■ ACTIVITY:
Within the entries below, count the lines that hold the string "erstellen" and give only that number.

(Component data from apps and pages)
BEGIN
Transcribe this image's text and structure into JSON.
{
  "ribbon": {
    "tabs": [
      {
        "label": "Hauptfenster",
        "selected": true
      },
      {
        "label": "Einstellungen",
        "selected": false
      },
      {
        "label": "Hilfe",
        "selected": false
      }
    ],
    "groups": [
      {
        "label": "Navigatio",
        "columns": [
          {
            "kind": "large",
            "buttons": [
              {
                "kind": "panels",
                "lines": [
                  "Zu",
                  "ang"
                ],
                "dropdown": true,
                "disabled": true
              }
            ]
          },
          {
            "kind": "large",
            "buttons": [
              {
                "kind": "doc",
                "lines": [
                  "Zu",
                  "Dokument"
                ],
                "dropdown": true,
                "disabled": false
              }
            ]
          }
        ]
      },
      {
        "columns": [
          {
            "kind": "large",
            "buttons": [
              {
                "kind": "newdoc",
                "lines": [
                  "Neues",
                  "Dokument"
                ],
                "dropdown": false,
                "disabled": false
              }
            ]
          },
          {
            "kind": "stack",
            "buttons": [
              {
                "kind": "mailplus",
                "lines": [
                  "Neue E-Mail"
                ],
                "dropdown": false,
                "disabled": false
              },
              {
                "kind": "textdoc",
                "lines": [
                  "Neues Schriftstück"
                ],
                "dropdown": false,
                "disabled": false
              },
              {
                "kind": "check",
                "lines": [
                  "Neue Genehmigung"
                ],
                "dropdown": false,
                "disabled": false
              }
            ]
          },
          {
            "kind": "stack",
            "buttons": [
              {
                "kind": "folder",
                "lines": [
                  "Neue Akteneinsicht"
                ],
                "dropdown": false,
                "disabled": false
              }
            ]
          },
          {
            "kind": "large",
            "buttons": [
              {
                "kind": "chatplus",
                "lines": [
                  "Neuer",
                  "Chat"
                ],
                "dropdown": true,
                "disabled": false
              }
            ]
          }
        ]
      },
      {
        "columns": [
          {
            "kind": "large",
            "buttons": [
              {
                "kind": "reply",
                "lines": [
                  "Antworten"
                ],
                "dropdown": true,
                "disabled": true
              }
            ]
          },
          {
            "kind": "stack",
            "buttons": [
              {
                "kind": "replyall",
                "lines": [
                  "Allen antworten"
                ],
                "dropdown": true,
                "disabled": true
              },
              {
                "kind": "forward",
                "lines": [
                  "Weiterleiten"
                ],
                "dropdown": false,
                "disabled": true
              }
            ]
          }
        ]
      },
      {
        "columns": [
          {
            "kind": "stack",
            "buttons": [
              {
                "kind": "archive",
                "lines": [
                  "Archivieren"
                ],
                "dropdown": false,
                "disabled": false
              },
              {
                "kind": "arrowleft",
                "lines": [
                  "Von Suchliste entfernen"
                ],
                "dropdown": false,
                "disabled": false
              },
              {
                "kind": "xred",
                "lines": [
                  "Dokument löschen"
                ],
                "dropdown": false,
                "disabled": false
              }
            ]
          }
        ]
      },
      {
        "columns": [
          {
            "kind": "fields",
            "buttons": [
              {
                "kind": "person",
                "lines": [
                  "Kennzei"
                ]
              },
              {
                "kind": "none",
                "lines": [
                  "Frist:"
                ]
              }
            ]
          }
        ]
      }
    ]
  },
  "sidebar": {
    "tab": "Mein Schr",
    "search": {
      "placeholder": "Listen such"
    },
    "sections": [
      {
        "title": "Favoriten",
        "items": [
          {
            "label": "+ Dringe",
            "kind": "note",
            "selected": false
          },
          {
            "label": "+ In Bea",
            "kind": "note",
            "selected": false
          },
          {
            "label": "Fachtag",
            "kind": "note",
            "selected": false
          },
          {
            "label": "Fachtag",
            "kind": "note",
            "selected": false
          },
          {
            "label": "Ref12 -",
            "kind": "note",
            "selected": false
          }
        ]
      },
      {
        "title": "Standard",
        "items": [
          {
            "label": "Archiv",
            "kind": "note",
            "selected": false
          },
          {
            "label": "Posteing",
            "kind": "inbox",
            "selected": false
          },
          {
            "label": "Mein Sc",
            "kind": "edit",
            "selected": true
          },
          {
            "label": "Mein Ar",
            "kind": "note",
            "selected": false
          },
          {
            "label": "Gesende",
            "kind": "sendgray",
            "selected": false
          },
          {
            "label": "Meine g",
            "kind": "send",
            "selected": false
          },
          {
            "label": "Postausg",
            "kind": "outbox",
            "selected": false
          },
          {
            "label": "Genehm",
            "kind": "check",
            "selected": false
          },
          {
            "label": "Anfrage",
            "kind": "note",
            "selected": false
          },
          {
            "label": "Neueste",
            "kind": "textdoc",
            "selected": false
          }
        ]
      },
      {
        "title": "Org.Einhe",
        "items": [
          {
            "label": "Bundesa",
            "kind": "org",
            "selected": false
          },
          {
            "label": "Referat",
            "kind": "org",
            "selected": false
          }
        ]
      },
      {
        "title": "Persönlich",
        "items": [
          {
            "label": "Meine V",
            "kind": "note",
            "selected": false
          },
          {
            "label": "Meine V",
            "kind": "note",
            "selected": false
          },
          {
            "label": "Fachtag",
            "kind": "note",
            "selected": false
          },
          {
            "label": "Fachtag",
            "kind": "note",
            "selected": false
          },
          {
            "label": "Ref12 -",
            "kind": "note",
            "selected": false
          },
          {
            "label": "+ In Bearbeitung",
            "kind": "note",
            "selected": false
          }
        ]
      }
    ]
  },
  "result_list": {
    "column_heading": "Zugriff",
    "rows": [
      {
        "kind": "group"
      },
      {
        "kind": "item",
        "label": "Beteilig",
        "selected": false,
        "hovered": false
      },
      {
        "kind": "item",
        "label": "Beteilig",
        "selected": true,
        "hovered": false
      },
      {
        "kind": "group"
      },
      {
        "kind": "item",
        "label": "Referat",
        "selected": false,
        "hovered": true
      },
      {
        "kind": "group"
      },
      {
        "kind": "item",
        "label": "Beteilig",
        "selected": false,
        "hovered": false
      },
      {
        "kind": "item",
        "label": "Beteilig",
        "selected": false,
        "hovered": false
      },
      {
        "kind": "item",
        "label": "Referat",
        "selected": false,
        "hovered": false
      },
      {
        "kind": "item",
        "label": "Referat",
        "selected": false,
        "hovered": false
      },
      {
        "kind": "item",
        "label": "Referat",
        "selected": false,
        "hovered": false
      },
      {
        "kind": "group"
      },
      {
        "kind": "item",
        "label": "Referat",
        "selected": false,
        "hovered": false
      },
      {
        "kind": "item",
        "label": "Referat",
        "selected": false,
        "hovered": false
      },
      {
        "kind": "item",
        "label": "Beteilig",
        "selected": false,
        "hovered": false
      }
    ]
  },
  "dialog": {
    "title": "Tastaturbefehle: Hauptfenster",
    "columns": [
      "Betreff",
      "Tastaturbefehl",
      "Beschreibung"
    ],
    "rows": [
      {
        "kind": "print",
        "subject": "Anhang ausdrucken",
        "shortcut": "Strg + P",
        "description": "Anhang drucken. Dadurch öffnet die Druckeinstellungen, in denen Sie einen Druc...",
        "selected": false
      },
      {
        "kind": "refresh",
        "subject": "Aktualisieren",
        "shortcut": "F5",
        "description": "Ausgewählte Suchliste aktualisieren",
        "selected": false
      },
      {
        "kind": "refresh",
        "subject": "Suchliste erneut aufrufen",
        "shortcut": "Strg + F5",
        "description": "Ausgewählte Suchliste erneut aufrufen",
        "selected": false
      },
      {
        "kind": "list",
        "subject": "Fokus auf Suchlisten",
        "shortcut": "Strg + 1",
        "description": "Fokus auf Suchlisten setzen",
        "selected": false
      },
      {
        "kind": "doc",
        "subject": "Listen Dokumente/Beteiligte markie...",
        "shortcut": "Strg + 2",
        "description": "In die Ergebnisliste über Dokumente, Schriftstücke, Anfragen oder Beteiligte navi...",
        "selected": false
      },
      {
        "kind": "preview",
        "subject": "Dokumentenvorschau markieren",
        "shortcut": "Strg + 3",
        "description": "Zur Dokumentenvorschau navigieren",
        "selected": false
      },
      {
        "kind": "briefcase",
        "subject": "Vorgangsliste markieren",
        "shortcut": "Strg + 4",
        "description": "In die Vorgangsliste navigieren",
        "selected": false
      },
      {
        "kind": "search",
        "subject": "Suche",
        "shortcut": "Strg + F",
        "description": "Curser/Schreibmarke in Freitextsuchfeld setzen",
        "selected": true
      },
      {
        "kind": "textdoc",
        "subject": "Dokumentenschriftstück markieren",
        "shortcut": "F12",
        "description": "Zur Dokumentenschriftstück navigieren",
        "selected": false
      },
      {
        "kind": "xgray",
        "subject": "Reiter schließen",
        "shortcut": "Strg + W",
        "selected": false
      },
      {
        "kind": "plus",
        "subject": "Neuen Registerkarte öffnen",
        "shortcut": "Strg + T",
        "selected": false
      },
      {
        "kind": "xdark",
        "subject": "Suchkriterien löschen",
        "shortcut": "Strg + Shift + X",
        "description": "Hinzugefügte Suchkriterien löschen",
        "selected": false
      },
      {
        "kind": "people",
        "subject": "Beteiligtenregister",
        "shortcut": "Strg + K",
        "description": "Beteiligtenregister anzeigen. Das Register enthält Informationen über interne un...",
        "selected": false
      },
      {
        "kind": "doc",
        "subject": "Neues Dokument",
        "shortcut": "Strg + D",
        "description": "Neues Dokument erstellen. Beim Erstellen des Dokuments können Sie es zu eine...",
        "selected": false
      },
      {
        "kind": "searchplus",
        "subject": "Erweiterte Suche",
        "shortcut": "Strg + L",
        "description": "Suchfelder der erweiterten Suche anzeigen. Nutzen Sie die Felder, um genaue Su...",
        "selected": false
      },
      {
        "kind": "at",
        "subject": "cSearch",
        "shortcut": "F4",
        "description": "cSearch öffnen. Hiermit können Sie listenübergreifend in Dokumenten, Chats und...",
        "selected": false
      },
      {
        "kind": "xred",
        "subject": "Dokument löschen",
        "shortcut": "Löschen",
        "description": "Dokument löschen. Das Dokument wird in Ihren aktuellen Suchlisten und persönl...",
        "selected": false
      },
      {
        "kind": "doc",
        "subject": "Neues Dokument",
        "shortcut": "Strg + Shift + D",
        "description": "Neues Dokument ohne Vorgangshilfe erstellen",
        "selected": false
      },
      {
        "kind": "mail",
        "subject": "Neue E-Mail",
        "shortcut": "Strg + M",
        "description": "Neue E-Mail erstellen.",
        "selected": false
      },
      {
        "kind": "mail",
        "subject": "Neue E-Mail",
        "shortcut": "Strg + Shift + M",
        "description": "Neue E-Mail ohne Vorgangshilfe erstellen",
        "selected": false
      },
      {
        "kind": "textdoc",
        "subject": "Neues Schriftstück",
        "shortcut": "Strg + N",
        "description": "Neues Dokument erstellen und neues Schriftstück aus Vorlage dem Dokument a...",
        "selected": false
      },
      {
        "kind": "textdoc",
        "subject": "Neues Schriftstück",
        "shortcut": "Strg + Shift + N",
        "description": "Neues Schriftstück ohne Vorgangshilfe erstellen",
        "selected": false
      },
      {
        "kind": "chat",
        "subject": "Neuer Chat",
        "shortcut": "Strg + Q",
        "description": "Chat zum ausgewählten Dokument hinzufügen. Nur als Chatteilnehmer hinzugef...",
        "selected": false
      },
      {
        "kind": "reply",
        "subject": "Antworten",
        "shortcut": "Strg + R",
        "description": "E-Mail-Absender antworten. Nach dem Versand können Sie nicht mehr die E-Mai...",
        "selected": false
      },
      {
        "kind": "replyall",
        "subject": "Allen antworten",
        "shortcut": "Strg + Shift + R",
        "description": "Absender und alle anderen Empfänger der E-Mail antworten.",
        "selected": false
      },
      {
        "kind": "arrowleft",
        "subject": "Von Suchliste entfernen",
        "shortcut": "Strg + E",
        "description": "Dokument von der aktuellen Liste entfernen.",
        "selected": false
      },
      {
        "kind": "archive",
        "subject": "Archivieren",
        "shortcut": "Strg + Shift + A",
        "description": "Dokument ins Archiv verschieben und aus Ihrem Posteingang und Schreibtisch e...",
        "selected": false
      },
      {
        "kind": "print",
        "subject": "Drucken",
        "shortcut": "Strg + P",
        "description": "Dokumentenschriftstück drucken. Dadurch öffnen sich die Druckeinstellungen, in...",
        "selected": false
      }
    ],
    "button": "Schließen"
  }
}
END
■ RESULT OF THIS EXERCISE:
6